Aside form just bombers and cutters, there’s two other unit types that change your advantage. There’s submarines, which only come with one cannon but are capable of submerging themselves—a trick that could let them outflank an enemy fleet while the shooting is underway and sink a few while they’re trying to realign their guns. (There’s also a “super submarine” which can launch nukes when attacking colonies.)
For those people who really want to annoy other players there’s even airships. Capable of bombing fleets and colonies, airships represent a serious danger as they move pretty quickly and can’t be targeted by certain unit types.
Freemium: The welcome wagon weapon of those with wads of cash
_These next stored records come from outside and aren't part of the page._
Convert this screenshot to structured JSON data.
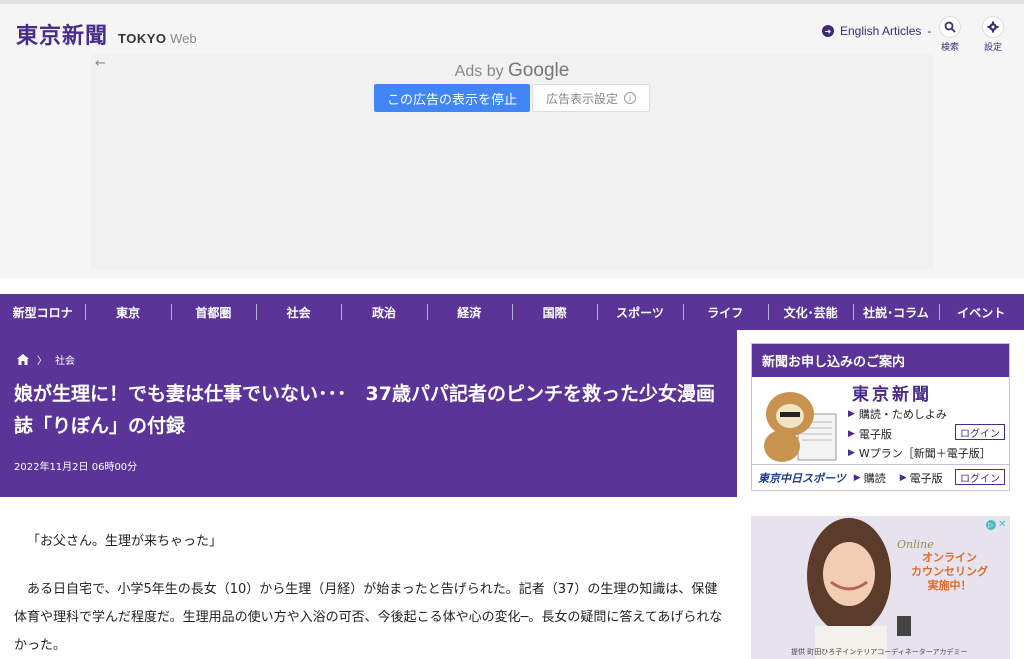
{
  "header": {
    "logo_jp": "東京新聞",
    "logo_en_bold": "TOKYO",
    "logo_en_light": "Web",
    "english_link": "English Articles",
    "search_label": "検索",
    "settings_label": "設定"
  },
  "ad": {
    "ads_by": "Ads by ",
    "google": "Google",
    "stop_button": "この広告の表示を停止",
    "settings_button": "広告表示設定"
  },
  "nav": {
    "items": [
      "新型コロナ",
      "東京",
      "首都圏",
      "社会",
      "政治",
      "経済",
      "国際",
      "スポーツ",
      "ライフ",
      "文化･芸能",
      "社説･コラム",
      "イベント"
    ]
  },
  "article": {
    "breadcrumb_category": "社会",
    "title": "娘が生理に！でも妻は仕事でいない･･･　37歳パパ記者のピンチを救った少女漫画誌「りぼん」の付録",
    "date": "2022年11月2日 06時00分",
    "paragraphs": [
      "「お父さん。生理が来ちゃった」",
      "ある日自宅で、小学5年生の長女（10）から生理（月経）が始まったと告げられた。記者（37）の生理の知識は、保健体育や理科で学んだ程度だ。生理用品の使い方や入浴の可否、今後起こる体や心の変化─。長女の疑問に答えてあげられなかった。"
    ]
  },
  "sidebar": {
    "subscribe_title": "新聞お申し込みのご案内",
    "subscribe_logo": "東京新聞",
    "rows": [
      "購読・ためしよみ",
      "電子版",
      "Wプラン［新聞＋電子版］"
    ],
    "login_label": "ログイン",
    "sports_logo": "東京中日スポーツ",
    "foot_items": [
      "購読",
      "電子版"
    ],
    "foot_login": "ログイン",
    "ad_online": "Online",
    "ad_copy_lines": [
      "オンライン",
      "カウンセリング",
      "実施中！"
    ],
    "ad_credit": "提供 町田ひろ子インテリアコーディネーターアカデミー"
  },
  "colors": {
    "brand_purple": "#5a3597",
    "google_blue": "#4285f4"
  }
}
This is where Picaroon separates itself in the ethics school-of-thought for games that use the free-to-play freemium concept. The cash-for-credit system of the game happens to be called “Doubloons” (homage to the naval nature of the game, no doubt) and Doubloons are used to purchase specials. Specials are in-game benefits that players apply to themselves that last a certain period of time.
These boons cover a lot of ground from upping building speeds to becoming weapons against the enemy. Certain boons even give colonies immediate injections of resources or gold (useful if you’re just barely short on what you need for a new building.) There’s even packs of boons that are good for naval combat that increase damage, firing rate, reduce damage, etc.
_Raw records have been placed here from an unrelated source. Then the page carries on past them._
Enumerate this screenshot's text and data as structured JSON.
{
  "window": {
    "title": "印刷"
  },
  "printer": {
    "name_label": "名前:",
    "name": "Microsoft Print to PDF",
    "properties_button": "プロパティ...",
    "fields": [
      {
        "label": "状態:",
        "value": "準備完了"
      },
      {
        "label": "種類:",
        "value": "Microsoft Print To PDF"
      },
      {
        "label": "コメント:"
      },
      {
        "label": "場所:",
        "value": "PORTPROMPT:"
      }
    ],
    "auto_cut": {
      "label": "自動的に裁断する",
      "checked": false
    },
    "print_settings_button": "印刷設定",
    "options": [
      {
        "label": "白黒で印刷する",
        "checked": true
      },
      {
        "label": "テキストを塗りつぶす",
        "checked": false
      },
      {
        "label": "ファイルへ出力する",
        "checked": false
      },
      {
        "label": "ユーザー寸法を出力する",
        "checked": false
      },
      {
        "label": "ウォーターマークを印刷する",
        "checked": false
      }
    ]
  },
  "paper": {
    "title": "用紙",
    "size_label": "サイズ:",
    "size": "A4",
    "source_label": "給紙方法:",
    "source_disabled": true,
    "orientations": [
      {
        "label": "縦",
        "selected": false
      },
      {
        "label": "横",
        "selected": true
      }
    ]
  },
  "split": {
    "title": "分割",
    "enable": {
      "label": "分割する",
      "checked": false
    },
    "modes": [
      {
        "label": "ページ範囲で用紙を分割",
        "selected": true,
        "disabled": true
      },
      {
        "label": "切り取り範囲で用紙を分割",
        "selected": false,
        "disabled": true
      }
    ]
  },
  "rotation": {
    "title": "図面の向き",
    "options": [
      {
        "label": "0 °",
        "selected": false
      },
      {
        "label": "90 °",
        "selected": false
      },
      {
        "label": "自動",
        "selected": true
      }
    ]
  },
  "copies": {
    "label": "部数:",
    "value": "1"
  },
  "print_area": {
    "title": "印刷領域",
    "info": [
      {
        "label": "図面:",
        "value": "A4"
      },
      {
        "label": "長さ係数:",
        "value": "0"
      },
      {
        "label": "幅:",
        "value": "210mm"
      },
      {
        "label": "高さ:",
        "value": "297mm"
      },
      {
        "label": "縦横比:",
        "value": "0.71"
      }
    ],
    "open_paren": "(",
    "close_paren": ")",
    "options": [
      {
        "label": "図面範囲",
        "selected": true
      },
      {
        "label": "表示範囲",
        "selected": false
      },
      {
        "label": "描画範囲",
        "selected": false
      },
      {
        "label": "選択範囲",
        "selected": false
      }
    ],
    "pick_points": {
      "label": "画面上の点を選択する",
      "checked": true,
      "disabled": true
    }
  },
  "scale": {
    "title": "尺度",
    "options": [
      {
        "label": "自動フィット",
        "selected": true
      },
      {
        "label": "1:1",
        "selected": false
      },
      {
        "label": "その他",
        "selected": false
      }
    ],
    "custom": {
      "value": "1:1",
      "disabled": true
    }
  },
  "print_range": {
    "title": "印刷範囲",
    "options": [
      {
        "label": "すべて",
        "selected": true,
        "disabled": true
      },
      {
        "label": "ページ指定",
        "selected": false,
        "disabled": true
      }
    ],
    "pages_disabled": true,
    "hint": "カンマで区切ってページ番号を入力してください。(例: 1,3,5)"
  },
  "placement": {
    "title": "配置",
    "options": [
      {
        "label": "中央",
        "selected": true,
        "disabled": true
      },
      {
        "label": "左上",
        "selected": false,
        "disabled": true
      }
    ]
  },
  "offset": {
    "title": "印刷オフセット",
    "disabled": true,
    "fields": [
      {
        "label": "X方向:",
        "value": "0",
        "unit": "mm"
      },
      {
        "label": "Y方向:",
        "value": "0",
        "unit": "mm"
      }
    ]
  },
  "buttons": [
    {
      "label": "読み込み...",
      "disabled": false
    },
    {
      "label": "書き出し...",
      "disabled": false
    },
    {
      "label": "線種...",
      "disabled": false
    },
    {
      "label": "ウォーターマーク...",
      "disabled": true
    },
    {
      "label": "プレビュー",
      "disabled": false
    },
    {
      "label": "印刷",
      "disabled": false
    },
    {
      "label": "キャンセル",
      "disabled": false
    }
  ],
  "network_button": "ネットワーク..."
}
The freemium system permits users to buy these boons, in packs, that they can then use in game. They directly change the game play in not-so-subtle ways, in fact. This means that a player with the money to spend on Doubloons with have thunderous advantage over a player who doesn’t. The idea is to allow people who don’t have a lot of time to play the game to make up for this by purchasing Doubloons. As the game continues to run even while people are asleep or at work, having less time to play means that players face a lot of time they’re vulnerable to attack.
Conclusion: The persistent game universe makes this an interesting tactical game
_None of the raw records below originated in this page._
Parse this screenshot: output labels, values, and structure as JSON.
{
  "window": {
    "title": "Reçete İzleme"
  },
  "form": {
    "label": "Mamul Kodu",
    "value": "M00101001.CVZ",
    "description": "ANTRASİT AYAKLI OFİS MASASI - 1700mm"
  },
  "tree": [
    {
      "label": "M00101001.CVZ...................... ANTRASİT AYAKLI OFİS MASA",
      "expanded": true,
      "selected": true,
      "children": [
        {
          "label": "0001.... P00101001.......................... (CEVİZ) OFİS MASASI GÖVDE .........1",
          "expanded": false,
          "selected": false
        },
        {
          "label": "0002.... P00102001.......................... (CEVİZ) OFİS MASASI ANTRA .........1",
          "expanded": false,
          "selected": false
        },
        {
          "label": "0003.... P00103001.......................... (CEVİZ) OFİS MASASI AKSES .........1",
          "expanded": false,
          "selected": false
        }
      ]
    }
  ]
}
Picaroon can be a few hours of very OCD building adventure when it comes to its RTS foundations, but it shines most when it comes to the persistent nature. The fact that enemy colonies can sneak up and steal away your hard-built islands like a thief in the night can be frustrating, but it really lends a lot of reason to think long and hard about your defenses. It also means that you’ll want to spend at least an hour every day or more at various times watching and priming.
The graphics and sound are pretty solid and there’s a suitable help system to deliver the game and explain it. You may not do so well your very first game so pick one that’s only going to last a week, otherwise you’ll be stuck in a very long game where you’re constantly trying to rise out of your own ashes.
Pull into alliances quickly, but don’t rely on your allies for defense. The locations of islands is pretty random and enemies could skip your surrounding allies entirely and hit you without knowing they exist.
If you like RTS style games, this one does a pretty good job on balance and watching the boats fire at each other is pretty satisfying. Also, managing an empire of colonies can be quite relaxing for some. The game is still in beta right now and already I played in a classic beginner game with 136 other players. They weren’t that talkative, but if you post messages they’ll respond.
I can see definitely see a community of salty seafarers growing up around this game.
Now, if only I could roll my Farmville tractor over to the neighboring plot and bombard them with cannonfire…